# Thread: How much calculus is used in Discrete Mathematics?

1. ## How much calculus is used in Discrete Mathematics?

I took Calc 1 and 2 in high school and passed the AP exam to get credit in college for these courses. I am now in my second semester in college and I recently changed my major, which requires discrete math, linear algebra, and calc 3. The prerequisite at my university for discrete math is calc 1. I haven't had a calc class since senior year of high school (last year)

During the 2011 summer semester I plan on taking discrete math.

So should I do a full review of calc 1 or what parts of calc 1 should I review?

2. Originally Posted by yoman360
I took Calc 1 and 2 in high school and passed the AP exam to get credit in college for these courses. I am now in my second semester in college and I recently changed my major, which requires discrete math, linear algebra, and calc 3. The prerequisite at my university for discrete math is calc 1. I haven't had a calc class since senior year of high school (last year)
During the 2011 summer semester I plan on taking discrete math.
So should I do a full review of calc 1 or what parts of calc 1 should I review?
As far as discrete math is concerned, some textbooks are calculus based. But others will say "this exercise needs calculus" Then it is up to the lecturer. But for the other two courses you will need a firm grounding in basic calculus.

3. my humble opinion as to what parts of calculus are "important":

the definition of a limit (epsilon-delta). the definition of continuity. the definition of the derivative, you should be able to derive most of the basic formulae. the chain rule. the definition of infimum and supremum (greatest lower bound/least upper bound). the definition of (Riemann) integrable, and how to form some Riemann sums. the mean value theorem, and the intermediate value theorem. the fundamental theorem of calculus. some acquaintance with inverse functions. sequences, infinite series, and the more convergence tests you know, the better. familiarity with exponential, logarithm, trigonometric and polynomial functions. you should be able to differentiate and integrate most of these. Taylor series.

other stuff, if you have time: implicit differentiation, the inverse function theorem, exposure to a construction of the reals from the natural numbers. set theory is always useful. the binomial theorem. you should be comfortable with proofs by induction. some knowledge of complex numbers is helpful. know the difference between a relation, an equivalence relation, and a function. solids and surfaces of revolution (washer and shell methods).

i seriously recommend you give it a thorough going-over. i'll explain. i took AP calculus my junior year. i got a 5 on the test. my senior year i enrolled in calculus II and III at a local university. when i graduated from high school, i received college credit for a full year, and went straight to the second year course. it was called Calc II, and i thought: i've got this. been there, done that. i was so....lost...it took me almost 3 months to figure out what they were talking about. e1? what's this e1? where's x? where's y?

now, this might not happen to you. i don't know your school's program. but typically college math is on a whole different level than high school. they mean business.

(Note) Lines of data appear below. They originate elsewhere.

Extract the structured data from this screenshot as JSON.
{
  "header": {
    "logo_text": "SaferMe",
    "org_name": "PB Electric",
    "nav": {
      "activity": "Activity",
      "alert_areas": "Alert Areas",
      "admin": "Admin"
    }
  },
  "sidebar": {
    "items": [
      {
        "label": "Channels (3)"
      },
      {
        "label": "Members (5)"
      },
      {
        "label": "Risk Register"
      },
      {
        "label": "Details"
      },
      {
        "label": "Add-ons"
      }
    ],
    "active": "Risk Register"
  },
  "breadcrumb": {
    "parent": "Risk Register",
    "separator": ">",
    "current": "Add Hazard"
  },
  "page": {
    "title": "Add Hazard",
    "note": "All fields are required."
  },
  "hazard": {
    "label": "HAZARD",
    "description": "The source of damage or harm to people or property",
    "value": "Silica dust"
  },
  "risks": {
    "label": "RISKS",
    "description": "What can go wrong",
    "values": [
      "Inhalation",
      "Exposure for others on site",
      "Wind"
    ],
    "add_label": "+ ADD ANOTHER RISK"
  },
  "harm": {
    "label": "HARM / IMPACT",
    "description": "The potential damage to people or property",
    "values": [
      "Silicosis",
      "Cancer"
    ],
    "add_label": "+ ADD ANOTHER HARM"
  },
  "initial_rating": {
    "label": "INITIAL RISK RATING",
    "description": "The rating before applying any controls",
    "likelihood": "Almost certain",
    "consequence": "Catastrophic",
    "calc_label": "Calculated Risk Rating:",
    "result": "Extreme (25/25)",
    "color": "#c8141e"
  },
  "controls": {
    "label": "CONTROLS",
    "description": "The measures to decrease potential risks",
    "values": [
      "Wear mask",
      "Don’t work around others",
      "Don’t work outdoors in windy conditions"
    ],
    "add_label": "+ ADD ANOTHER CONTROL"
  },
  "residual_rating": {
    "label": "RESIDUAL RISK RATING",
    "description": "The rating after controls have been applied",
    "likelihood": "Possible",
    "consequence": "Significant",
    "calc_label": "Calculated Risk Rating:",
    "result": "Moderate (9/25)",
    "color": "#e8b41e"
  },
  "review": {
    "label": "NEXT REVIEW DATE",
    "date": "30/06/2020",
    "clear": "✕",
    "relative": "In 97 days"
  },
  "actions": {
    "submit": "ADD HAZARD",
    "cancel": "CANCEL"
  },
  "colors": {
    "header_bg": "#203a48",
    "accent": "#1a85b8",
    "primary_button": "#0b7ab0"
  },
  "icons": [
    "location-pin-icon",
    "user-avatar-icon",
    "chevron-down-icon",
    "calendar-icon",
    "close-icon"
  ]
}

4. Originally Posted by Deveno
but typically college math is on a whole different level than high school. they mean business.
Yea that's what I heard about college math. I heard that it's easier to take calc in high school (my AP calc teacher said this) than in college. That's why i'm a bit concerned since it's been a while since I had calc.

5. It's not very important for introductory stuff. Calculus is based off of continuous things, where as discrete math is based off, well, discrete things. Of course, there are cases when you use calculus ideas like convergence, or the idea of fitting a continuous function to a discrete one and only looking at the points that you're interested in. Really, I don't think that you need to review too much, maby limits.

6. The best thing would be to talk to the lecturer for the upcoming Discrete Math course or for the past courses. Also, you could look through the textbook.

In the second-year Discrete Math course that I was involved in, we used very limited amount of calculus. The only topic that comes to mind is estimation of function growth and big-O notation. The definition of big-O uses several quantifiers in a row, which is often difficult to comprehend at first. In that, it is similar to the definition of a limit, which uses three quantifiers in a row. The definition of small-o notation does involve limits. In addition, one has to be comfortable proving inequalities involving polynomials, exponentiation and logarithms, but most more complicated facts, like $\displaystyle \lim_{x\to\infty} x^n/a^x=0$ when $\displaystyle a > 1$ are given without a proof. Not all of this has to be covered in a Discrete Math course; I saw students struggling with these topics in the fourth-year Analysis of Algorithm course.